Exercise directions -
In the entries below, every line that contains "Forms" must be located and copied.

The records -
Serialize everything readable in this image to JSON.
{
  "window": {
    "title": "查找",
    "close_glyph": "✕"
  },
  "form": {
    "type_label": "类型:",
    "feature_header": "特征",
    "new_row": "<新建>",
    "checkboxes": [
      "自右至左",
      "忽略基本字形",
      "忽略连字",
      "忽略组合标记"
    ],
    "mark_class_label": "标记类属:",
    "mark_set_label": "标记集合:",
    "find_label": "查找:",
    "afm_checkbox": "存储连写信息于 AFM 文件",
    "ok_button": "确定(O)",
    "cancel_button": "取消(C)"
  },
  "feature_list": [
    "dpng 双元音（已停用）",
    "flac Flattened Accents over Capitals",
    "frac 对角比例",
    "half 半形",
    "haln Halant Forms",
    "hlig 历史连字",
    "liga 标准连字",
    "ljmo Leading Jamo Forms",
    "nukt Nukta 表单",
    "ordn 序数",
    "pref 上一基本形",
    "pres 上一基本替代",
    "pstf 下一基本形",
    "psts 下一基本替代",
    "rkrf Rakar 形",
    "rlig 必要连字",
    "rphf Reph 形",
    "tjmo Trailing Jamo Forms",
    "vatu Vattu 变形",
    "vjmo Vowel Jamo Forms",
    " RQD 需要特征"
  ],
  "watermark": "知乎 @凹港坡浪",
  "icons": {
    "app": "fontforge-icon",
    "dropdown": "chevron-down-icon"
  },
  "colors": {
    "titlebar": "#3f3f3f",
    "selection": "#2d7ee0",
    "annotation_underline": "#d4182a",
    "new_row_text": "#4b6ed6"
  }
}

Your response -
    "haln Halant Forms",
    "ljmo Leading Jamo Forms",
    "tjmo Trailing Jamo Forms",
    "vjmo Vowel Jamo Forms",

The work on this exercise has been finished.